Now, what if your client is a large corporation? Well, surprise, surprise, big companies are made up of individual human beings. And as I mentioned before, humans have their own interests and preferences. The people you work with and serve within a big company may genuinely appreciate what you create, as they too have lives outside of work.
Let me recount an experience from 2008 when I was interviewing for a contracting position. During the interview, the interviewer brought up a video I had recorded, which he found on social media. It was a joke video, somewhat unprofessional and not something I would lead with in a professional setting. We had a conversation about it, and as we were leaving the building, he told me he found it quite funny. This incident reminded me that there is a line between our professional and personal lives. However, sometimes the person behind the job title might genuinely enjoy what you create.
So, do we need to draw a firm line between our professional relationships and our creative work? To some extent, yes. But how thick and well-defined should that line be? You might be surprised by how many people will support you on a personal level. As long as they know that you are still fulfilling your professional obligations and delivering the same high standard, they are more likely to appreciate and support your extracurricular activities. For freelancers who work directly with clients, this is especially important. However, even in larger companies, personal connections and interests can still play a role.
When we discuss letting people know about our creative endeavors, it is not about promotion or pushing our work onto others. It is about being open and not hiding who we are. We should be mindful of not crossing the line into pushing our work onto clients or colleagues who may not be interested. Most of us are aware of this boundary and respect it. However, we also don’t want to hide away. We want to ensure that we are not hiding.
So, if you find yourself hiding or feeling reluctant to share your creative work, take a moment to ask yourself why. Who are you hiding from, and why are you hiding? What would happen if you were caught? Are you actually doing anything wrong?
I recall a pastry chef from a television show who became interested in patisserie despite it not being his main job. He had to navigate the challenge of balancing his main responsibilities with his passion for pastry. It is something we need to be aware of. I have personally experienced this while working traditional jobs. There have been moments when someone looked over my shoulder, and I panicked because I was working on something unrelated to my job. However, as I mentioned earlier, you are conscientious and unlikely to let this become an issue. But it’s still something to keep in mind. Remember, you are not trying to take anything away from your client relationships. As long as you meet your obligations or have clear communication with your clients about your focus and priorities, your creative pursuits should complement, not hinder, your work.

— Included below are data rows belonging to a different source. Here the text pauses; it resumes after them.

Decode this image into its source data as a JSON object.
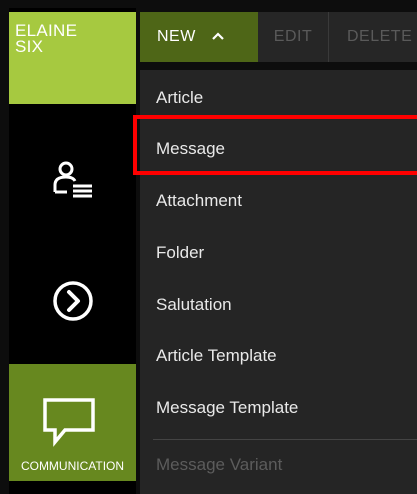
{
  "user": {
    "line1": "ELAINE",
    "line2": "SIX"
  },
  "rail": {
    "contacts_icon": "contact-list-icon",
    "forward_icon": "chevron-right-circle-icon",
    "communication_label": "COMMUNICATION",
    "communication_icon": "speech-bubble-icon"
  },
  "toolbar": {
    "new_label": "NEW",
    "new_icon": "chevron-up-icon",
    "edit_label": "EDIT",
    "delete_label": "DELETE"
  },
  "menu": {
    "items": [
      {
        "label": "Article",
        "enabled": true
      },
      {
        "label": "Message",
        "enabled": true,
        "highlighted": true
      },
      {
        "label": "Attachment",
        "enabled": true
      },
      {
        "label": "Folder",
        "enabled": true
      },
      {
        "label": "Salutation",
        "enabled": true
      },
      {
        "label": "Article Template",
        "enabled": true
      },
      {
        "label": "Message Template",
        "enabled": true
      },
      {
        "label": "Message Variant",
        "enabled": false
      }
    ]
  },
  "colors": {
    "accent_light": "#a6c940",
    "accent_dark": "#67881f",
    "new_button": "#4e6617",
    "menu_bg": "#252525",
    "highlight": "#ff0000"
  }
}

Lastly, I want to emphasize that we are not talking about self-promotion here. It’s crucial to maintain the professional boundaries of your relationships. Pushing your work onto others without their consent is not what this is about. Instead, it’s about being open and ensuring that you are not hiding who you truly are.
So, if you ever find yourself hesitating to share your creative work, pause and reflect on why. Remember that many people, especially those who trust and appreciate you, will support you on a personal level. As long as you maintain professionalism and communicate your priorities, your clients may even become fans and advocates of your creative endeavors. So, stop hiding and share the incredible things you’re making with the world.